WHAT THE TASK ASKS
Where an entry contains a picture, omit the picture and repeat the rest exactly.
• • •
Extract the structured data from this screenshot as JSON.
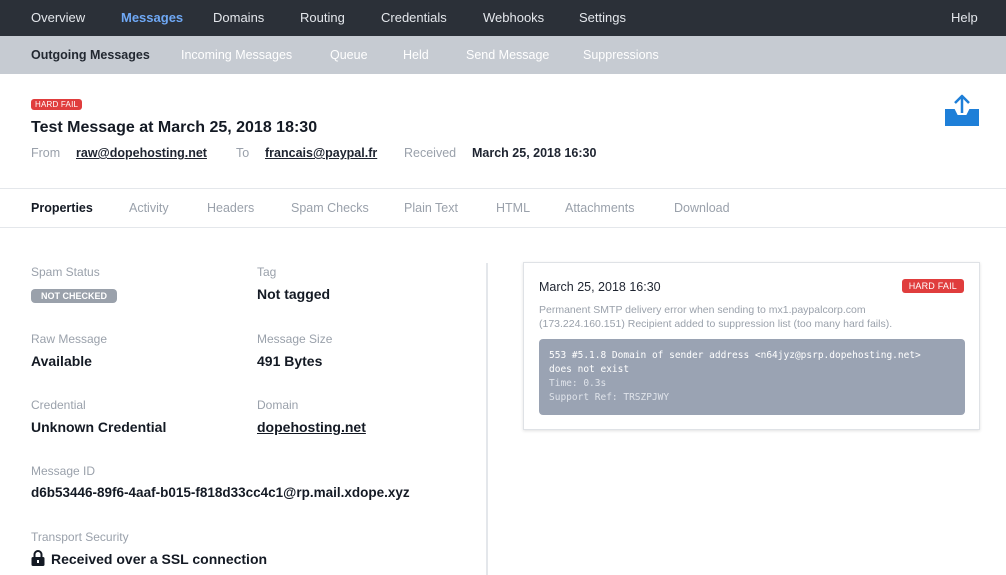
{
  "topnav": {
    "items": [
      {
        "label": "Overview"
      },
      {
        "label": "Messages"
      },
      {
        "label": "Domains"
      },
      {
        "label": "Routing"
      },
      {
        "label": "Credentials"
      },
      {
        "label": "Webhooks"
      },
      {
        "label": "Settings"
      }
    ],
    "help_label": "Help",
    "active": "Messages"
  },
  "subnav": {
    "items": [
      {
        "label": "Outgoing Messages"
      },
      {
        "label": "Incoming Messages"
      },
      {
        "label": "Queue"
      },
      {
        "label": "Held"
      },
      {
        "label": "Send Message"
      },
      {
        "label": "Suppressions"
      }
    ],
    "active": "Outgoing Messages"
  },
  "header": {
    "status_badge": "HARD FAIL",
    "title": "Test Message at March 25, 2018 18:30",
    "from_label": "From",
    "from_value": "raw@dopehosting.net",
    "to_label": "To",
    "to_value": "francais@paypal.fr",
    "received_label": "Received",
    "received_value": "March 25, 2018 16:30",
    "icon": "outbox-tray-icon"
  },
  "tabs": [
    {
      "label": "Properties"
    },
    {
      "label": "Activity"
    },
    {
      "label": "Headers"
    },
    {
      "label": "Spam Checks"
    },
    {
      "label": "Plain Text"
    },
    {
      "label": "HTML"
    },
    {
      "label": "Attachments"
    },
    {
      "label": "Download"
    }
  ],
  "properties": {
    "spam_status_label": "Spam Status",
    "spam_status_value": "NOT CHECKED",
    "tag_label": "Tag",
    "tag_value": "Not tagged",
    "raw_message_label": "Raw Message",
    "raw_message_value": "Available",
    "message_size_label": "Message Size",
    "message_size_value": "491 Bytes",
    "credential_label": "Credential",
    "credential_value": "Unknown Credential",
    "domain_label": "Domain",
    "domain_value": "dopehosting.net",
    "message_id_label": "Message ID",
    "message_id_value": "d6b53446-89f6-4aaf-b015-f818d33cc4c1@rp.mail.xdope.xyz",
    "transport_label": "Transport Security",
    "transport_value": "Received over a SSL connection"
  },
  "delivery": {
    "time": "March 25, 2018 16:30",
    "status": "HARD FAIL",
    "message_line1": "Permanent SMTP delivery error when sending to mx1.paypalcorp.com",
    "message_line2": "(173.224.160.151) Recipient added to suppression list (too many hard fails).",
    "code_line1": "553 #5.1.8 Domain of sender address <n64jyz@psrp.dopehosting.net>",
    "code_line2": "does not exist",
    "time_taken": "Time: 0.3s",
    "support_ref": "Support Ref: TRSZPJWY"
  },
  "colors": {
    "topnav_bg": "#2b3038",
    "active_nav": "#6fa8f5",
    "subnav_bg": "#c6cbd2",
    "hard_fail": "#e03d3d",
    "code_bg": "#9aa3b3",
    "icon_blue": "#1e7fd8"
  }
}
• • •
ANSWER BELOW
Extract the structured data from this screenshot as JSON.
{
  "topnav": {
    "items": [
      {
        "label": "Overview"
      },
      {
        "label": "Messages"
      },
      {
        "label": "Domains"
      },
      {
        "label": "Routing"
      },
      {
        "label": "Credentials"
      },
      {
        "label": "Webhooks"
      },
      {
        "label": "Settings"
      }
    ],
    "help_label": "Help",
    "active": "Messages"
  },
  "subnav": {
    "items": [
      {
        "label": "Outgoing Messages"
      },
      {
        "label": "Incoming Messages"
      },
      {
        "label": "Queue"
      },
      {
        "label": "Held"
      },
      {
        "label": "Send Message"
      },
      {
        "label": "Suppressions"
      }
    ],
    "active": "Outgoing Messages"
  },
  "header": {
    "status_badge": "HARD FAIL",
    "title": "Test Message at March 25, 2018 18:30",
    "from_label": "From",
    "from_value": "raw@dopehosting.net",
    "to_label": "To",
    "to_value": "francais@paypal.fr",
    "received_label": "Received",
    "received_value": "March 25, 2018 16:30",
    "icon": "outbox-tray-icon"
  },
  "tabs": [
    {
      "label": "Properties"
    },
    {
      "label": "Activity"
    },
    {
      "label": "Headers"
    },
    {
      "label": "Spam Checks"
    },
    {
      "label": "Plain Text"
    },
    {
      "label": "HTML"
    },
    {
      "label": "Attachments"
    },
    {
      "label": "Download"
    }
  ],
  "properties": {
    "spam_status_label": "Spam Status",
    "spam_status_value": "NOT CHECKED",
    "tag_label": "Tag",
    "tag_value": "Not tagged",
    "raw_message_label": "Raw Message",
    "raw_message_value": "Available",
    "message_size_label": "Message Size",
    "message_size_value": "491 Bytes",
    "credential_label": "Credential",
    "credential_value": "Unknown Credential",
    "domain_label": "Domain",
    "domain_value": "dopehosting.net",
    "message_id_label": "Message ID",
    "message_id_value": "d6b53446-89f6-4aaf-b015-f818d33cc4c1@rp.mail.xdope.xyz",
    "transport_label": "Transport Security",
    "transport_value": "Received over a SSL connection"
  },
  "delivery": {
    "time": "March 25, 2018 16:30",
    "status": "HARD FAIL",
    "message_line1": "Permanent SMTP delivery error when sending to mx1.paypalcorp.com",
    "message_line2": "(173.224.160.151) Recipient added to suppression list (too many hard fails).",
    "code_line1": "553 #5.1.8 Domain of sender address <n64jyz@psrp.dopehosting.net>",
    "code_line2": "does not exist",
    "time_taken": "Time: 0.3s",
    "support_ref": "Support Ref: TRSZPJWY"
  },
  "colors": {
    "topnav_bg": "#2b3038",
    "active_nav": "#6fa8f5",
    "subnav_bg": "#c6cbd2",
    "hard_fail": "#e03d3d",
    "code_bg": "#9aa3b3",
    "icon_blue": "#1e7fd8"
  }
}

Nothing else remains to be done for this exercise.